Charles I's Creditors.
A PETITION of Thomas Carpenter, and others, Trustees, on the Behalf of themselves, and others, Creditors of King Charles the First, and Sir Allan Apsley, and Sir Sampson Darrell, was read.
Resolved, That the said Petition be committed to Sir John Birkenhead, Sir Tho. Higgons, Colonel Robinson, Mr. Milward, Sir Tho. Tompkins, Sir Wm. Lowther, Lord Cornebury, Sir Winston Churchill, Sir Wm. Doyley, Sir John Holland, Sir Allan Broderick, Sir Gilbert Gerrard, Mr. Wren, Sir Rich. Edgcombe, Sir Edw. Hungerford, Sir Rich. Braham, Mr. Wm. Stroude, Sir Wm. Killigrew, Sir Solo. Swale, Sir John Coriton, Mr. Trelawny, Colonel Fra. Windham, Colonel Edm. Windham, Sir Allan Apsley, Sir Edm. Peirce, Sir John Lowther, Mr. Bulteele, Mr. Hide, Mr. Coventry, Sir Clifford Clifton, Mr. Pepis, Sir Rich.
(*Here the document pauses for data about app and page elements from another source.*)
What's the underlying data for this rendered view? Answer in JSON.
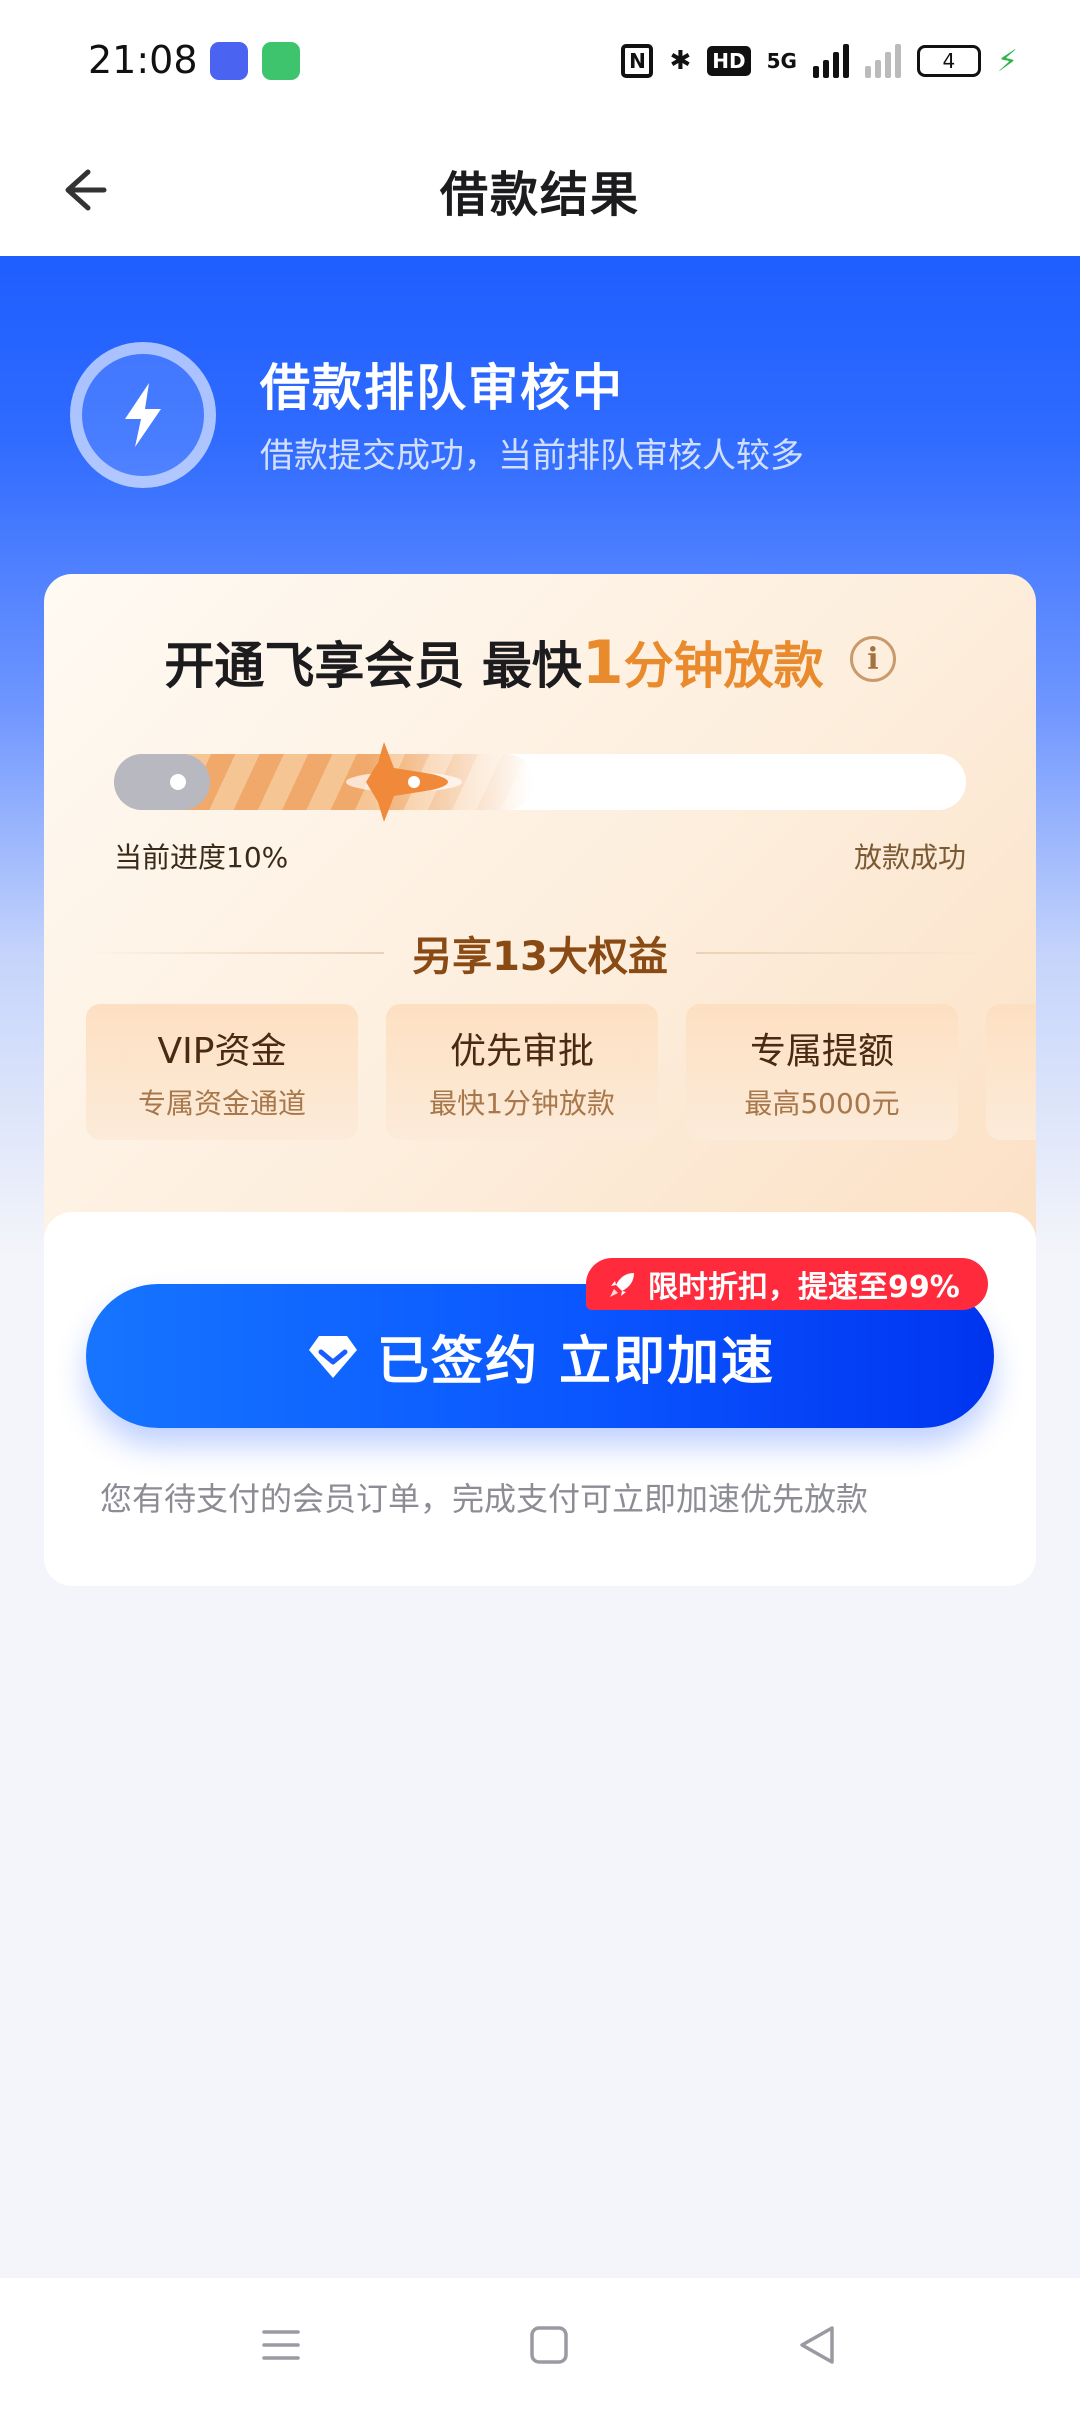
{
  "status_bar": {
    "time": "21:08",
    "battery": "4",
    "network": "5G",
    "hd": "HD"
  },
  "header": {
    "title": "借款结果",
    "back_icon": "arrow-left-icon"
  },
  "hero": {
    "title": "借款排队审核中",
    "subtitle": "借款提交成功，当前排队审核人较多",
    "icon": "lightning-icon"
  },
  "member_card": {
    "title_prefix": "开通飞享会员 最快",
    "title_highlight_num": "1",
    "title_highlight_rest": "分钟放款",
    "info_glyph": "i",
    "progress_fraction": 0.1,
    "progress_left_label": "当前进度10%",
    "progress_right_label": "放款成功",
    "benefits_heading": "另享13大权益",
    "benefits": [
      {
        "name": "VIP资金",
        "desc": "专属资金通道"
      },
      {
        "name": "优先审批",
        "desc": "最快1分钟放款"
      },
      {
        "name": "专属提额",
        "desc": "最高5000元"
      }
    ]
  },
  "action": {
    "badge": "限时折扣，提速至99%",
    "button_label": "已签约 立即加速",
    "note": "您有待支付的会员订单，完成支付可立即加速优先放款"
  },
  "colors": {
    "brand_blue": "#1f5eff",
    "accent_orange": "#e98a2c",
    "badge_red": "#ff2b3d"
  }
}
Oateley, Colonel Sandys, and all the Members of this House that serve for the County of York: And they are to meet at Two of the Clock in the Afternoon, in the Speaker's Chamber; and to examine, What Manors and Lands, besides those particularly mentioned in the Petition, were granted and conveyed by King Charles the First, for Satisfaction of the Debts due to the Creditors: And to send for Persons, Papers, and Records; and to examine and report the Matter to the House, with their Opinions therein.
A Message from the Lords, by Sir Nathaniell Hobart and Sir William Glascock;
Mr. Speaker, The Lords have sent you down a Bill for making the River Medway navigable, in the Counties of Kent and Sussex: To which they desire the Concurrence of this House.
Mr. Crouch reports from the Committee, to which the Bill for settling the Differences between the Two Towns of Great and Little Yarmouth, touching the Lading and Unlading of Herrings, and other Commodities, was committed, That the Committee had examined and heard the Claim and Interest of both Towns; and, upon due and serious Considerations of the whole Matter, had, with some Amendments, agreed the Bill: Which Amendments he read, with the Coherence, in the Bill; and after, delivered the same in at the Clerk's Table: And the Amendments were twice read; and upon the Question, severally agreed to.
The Question being put, That the Bill, with the Amendments agreed to, be ingrossed;
The House was divided.
The Yeas went out.
|Sir Phillip Howard,||Tellers for the Yeas:||81.|
|Sir John Holland,||With the Yeas,|
|Sir Wm. Doyley,||Tellers for the Noes:||80.|
|Mr. Coventry,||With the Noes,|
But Sir Robert Paston, a Member of the House, appearing to be somewhat concerned in point of Interest; and having presented the Bill, with his Petition thereto annexed; and being numbered with the Yeas;
And the Question thereupon arising, Whether, by the Orders of the House, he should not have withdrawn;
And Sir Robert, to avoid engaging the House in a Debate, freely offering to withdraw; and that no Advantage should be had by his being told with the Yeas;
And the Voices being then equal; Mr. Speaker declared himself to be with the Yeas:
And so it was resolved in the Affirmative, That the said Bill be ingrossed.